Democrats press Biden to use ‘existing authority’ to take step toward marijuana legalization
Democratic senators are putting pressure on the Biden administration to use its authority to deschedule cannabis, as a Senate proposal to legalize marijuana faces an uphill battle.
Sens. Elizabeth Warren (D-Mass.), Bernie Sanders (I-Vt.), Cory Booker (D-N.J.) and others on Wednesday sent a letter calling on the Biden administration to “use its existing authority to (i) deschedule cannabis and (ii) issue pardons to all individuals convicted of nonviolent cannabis-related offenses.”
“The Administration’s failure to coordinate a timely review of its cannabis policy is harming thousands of Americans, slowing research, and depriving Americans of their ability to use marijuana for medical or other purposes,” they wrote in the letter, which was addressed to President Biden, Attorney General Merrick Garland and Health and Human Services (HHS) Secretary Xavier Becerra.
The lawmakers say the letter is a follow-up to earlier requests asking that the Department of Justice (DOJ) “use its existing authority under the Controlled Substances Act of 1970 (CSA) to begin the process of removing cannabis’s classification as a Schedule I drug.”
The Hill has reached out to the White House for comment.
The senators said they sent the earlier letter to the DOJ in October 2021 and that the office responded to the request in mid-April with a “half-page” they described as “extraordinarily disappointing.”
The response, the lawmakers said, cited HHS’s “determination that ‘cannabis has not been proven in scientific studies to be a safe and effective treatment for any disease or condition’ as the sole rationale for the DOJ’s lack of action.”
“But this assertion ignores the ability of the DOJ and Drug Enforcement Administration to begin the descsheduling process and act independently of an HHS determination,” the lawmakers wrote, adding the CSA “empowers the Attorney General to initiate proceedings to reschedule or deschedule a drug, either individually or at the request of the HHS Secretary or another interested party.”

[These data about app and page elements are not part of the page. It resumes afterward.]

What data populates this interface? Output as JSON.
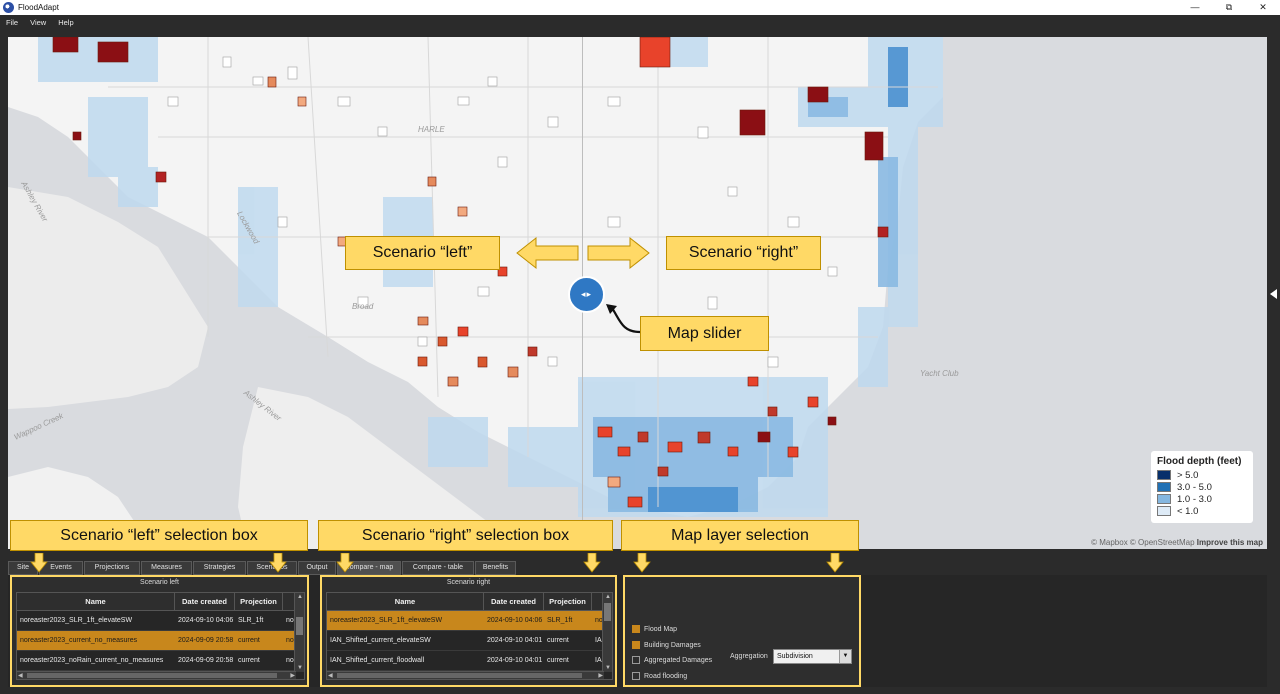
{
  "window": {
    "title": "FloodAdapt",
    "minimize": "—",
    "restore": "⧉",
    "close": "✕"
  },
  "menu": [
    "File",
    "View",
    "Help"
  ],
  "map": {
    "place_labels": [
      "HARLE",
      "Ashley River",
      "Lockwood",
      "Broad",
      "Ashley River",
      "Wappoo Creek",
      "Yacht Club"
    ],
    "attribution": {
      "mapbox": "© Mapbox",
      "osm": "© OpenStreetMap",
      "improve": "Improve this map"
    },
    "slider_glyph": "◂▸",
    "legend": {
      "title": "Flood depth (feet)",
      "items": [
        {
          "label": "> 5.0",
          "color": "#08306b"
        },
        {
          "label": "3.0 - 5.0",
          "color": "#2171b5"
        },
        {
          "label": "1.0 - 3.0",
          "color": "#85b7e0"
        },
        {
          "label": "< 1.0",
          "color": "#deebf7"
        }
      ]
    }
  },
  "callouts": {
    "scenario_left": "Scenario “left”",
    "scenario_right": "Scenario “right”",
    "map_slider": "Map slider",
    "left_box": "Scenario “left” selection box",
    "right_box": "Scenario “right” selection box",
    "layer_selection": "Map layer selection"
  },
  "tabs": [
    "Site",
    "Events",
    "Projections",
    "Measures",
    "Strategies",
    "Scenarios",
    "Output",
    "Compare - map",
    "Compare - table",
    "Benefits"
  ],
  "active_tab": "Compare - map",
  "scenario_left": {
    "title": "Scenario left",
    "columns": [
      "Name",
      "Date created",
      "Projection",
      ""
    ],
    "rows": [
      {
        "name": "noreaster2023_SLR_1ft_elevateSW",
        "date": "2024-09-10 04:06",
        "projection": "SLR_1ft",
        "extra": "nor"
      },
      {
        "name": "noreaster2023_current_no_measures",
        "date": "2024-09-09 20:58",
        "projection": "current",
        "extra": "nor",
        "selected": true
      },
      {
        "name": "noreaster2023_noRain_current_no_measures",
        "date": "2024-09-09 20:58",
        "projection": "current",
        "extra": "nor"
      }
    ]
  },
  "scenario_right": {
    "title": "Scenario right",
    "columns": [
      "Name",
      "Date created",
      "Projection",
      ""
    ],
    "rows": [
      {
        "name": "noreaster2023_SLR_1ft_elevateSW",
        "date": "2024-09-10 04:06",
        "projection": "SLR_1ft",
        "extra": "nor",
        "selected": true
      },
      {
        "name": "IAN_Shifted_current_elevateSW",
        "date": "2024-09-10 04:01",
        "projection": "current",
        "extra": "IAN"
      },
      {
        "name": "IAN_Shifted_current_floodwall",
        "date": "2024-09-10 04:01",
        "projection": "current",
        "extra": "IAN"
      }
    ]
  },
  "layers": {
    "items": [
      {
        "label": "Flood Map",
        "checked": true
      },
      {
        "label": "Building Damages",
        "checked": true
      },
      {
        "label": "Aggregated Damages",
        "checked": false
      },
      {
        "label": "Road flooding",
        "checked": false
      }
    ],
    "aggregation_label": "Aggregation",
    "aggregation_value": "Subdivision"
  },
  "colors": {
    "accent": "#ffd966",
    "selected_row": "#c8871c",
    "water": "#d9dbdf",
    "slider": "#2f78c4"
  }
}
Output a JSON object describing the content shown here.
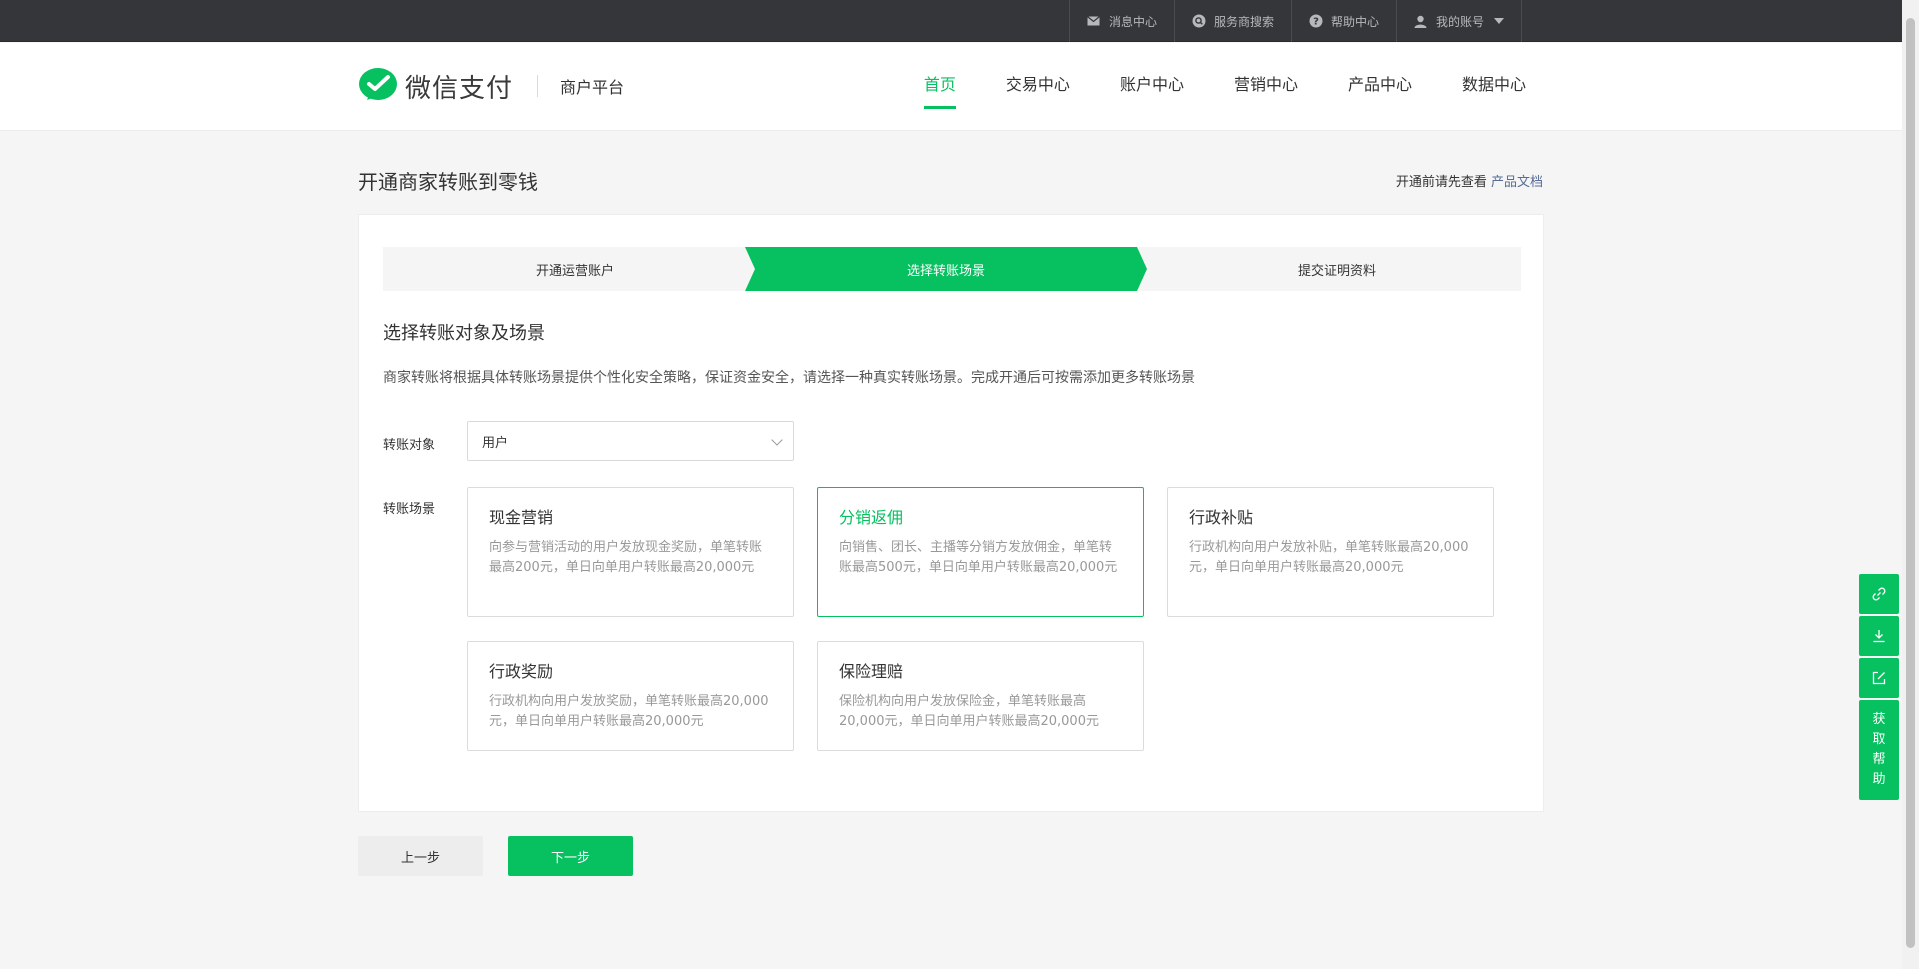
{
  "topbar": {
    "items": [
      {
        "label": "消息中心",
        "icon": "mail-icon"
      },
      {
        "label": "服务商搜索",
        "icon": "search-circle-icon"
      },
      {
        "label": "帮助中心",
        "icon": "help-icon"
      },
      {
        "label": "我的账号",
        "icon": "user-icon"
      }
    ]
  },
  "header": {
    "brand": "微信支付",
    "sub": "商户平台",
    "nav": [
      "首页",
      "交易中心",
      "账户中心",
      "营销中心",
      "产品中心",
      "数据中心"
    ],
    "active_nav": "首页"
  },
  "page": {
    "title": "开通商家转账到零钱",
    "doc_tip": "开通前请先查看",
    "doc_link": "产品文档"
  },
  "steps": [
    "开通运营账户",
    "选择转账场景",
    "提交证明资料"
  ],
  "active_step": 2,
  "section": {
    "title": "选择转账对象及场景",
    "desc": "商家转账将根据具体转账场景提供个性化安全策略，保证资金安全，请选择一种真实转账场景。完成开通后可按需添加更多转账场景"
  },
  "form": {
    "target_label": "转账对象",
    "target_value": "用户",
    "scene_label": "转账场景"
  },
  "scenes": [
    {
      "title": "现金营销",
      "desc": "向参与营销活动的用户发放现金奖励，单笔转账最高200元，单日向单用户转账最高20,000元"
    },
    {
      "title": "分销返佣",
      "desc": "向销售、团长、主播等分销方发放佣金，单笔转账最高500元，单日向单用户转账最高20,000元"
    },
    {
      "title": "行政补贴",
      "desc": "行政机构向用户发放补贴，单笔转账最高20,000元，单日向单用户转账最高20,000元"
    },
    {
      "title": "行政奖励",
      "desc": "行政机构向用户发放奖励，单笔转账最高20,000元，单日向单用户转账最高20,000元"
    },
    {
      "title": "保险理赔",
      "desc": "保险机构向用户发放保险金，单笔转账最高20,000元，单日向单用户转账最高20,000元"
    }
  ],
  "selected_scene": "分销返佣",
  "buttons": {
    "prev": "上一步",
    "next": "下一步"
  },
  "side_tools": {
    "icons": [
      "link-icon",
      "download-icon",
      "edit-icon"
    ],
    "help": [
      "获",
      "取",
      "帮",
      "助"
    ]
  },
  "colors": {
    "accent": "#07c160",
    "topbar": "#35363a",
    "link": "#576b95"
  }
}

The senators pointed to “widely accepted medical benefits” of cannabis to push for the action, as well as a recommendation by the World Health Organization to reclassify “cannabis from its most restrictive classification under international drug treaties.”
The letter also cited public support for marijuana legalization, the growing number of states that have legalized cannabis for recreational use over the years and the unequal burden communities of color have faced due to the nation’s “racist and harmful legacy of cannabis policies.”
“The legacy of the war on drugs is pervasive. It is estimated that over 40,000 individuals are still incarcerated for cannabis related offenses,” they wrote. “A report released by the American Civil Liberties Union in 2020 found that Black individuals were nearly four times as likely to be arrested for cannabis possession even with comparable usage rates amongst individuals of all races. In some states Black individuals were almost 10 times more likely to be arrested for cannabis possession.”
“We ask that the Biden Administration act quickly to rectify this decade long injustice harming individuals, especially Black and Brown communities,” they said. They added that the Biden administration has yet to respond to a November letter from Democrats asking that the president use his authority “to pardon all individuals convicted of nonviolent cannabis offenses, whether formerly or currently incarcerated.”
While they commended Biden on the recent pardons and commutations of 78 people, which they said included “nine with non-violent cannabis related offenses,” they added that “much more has to be done.”
The letter comes as a number of Senate Democrats leading a push to legalize marijuana say they’re on track to introduce legislation before the August recess.
However, many Republicans are opposed to the idea and to secure passage in the 50-50 Senate Democrats would need the support of their entire caucus and at least 10 Republicans to bypass a likely filibuster.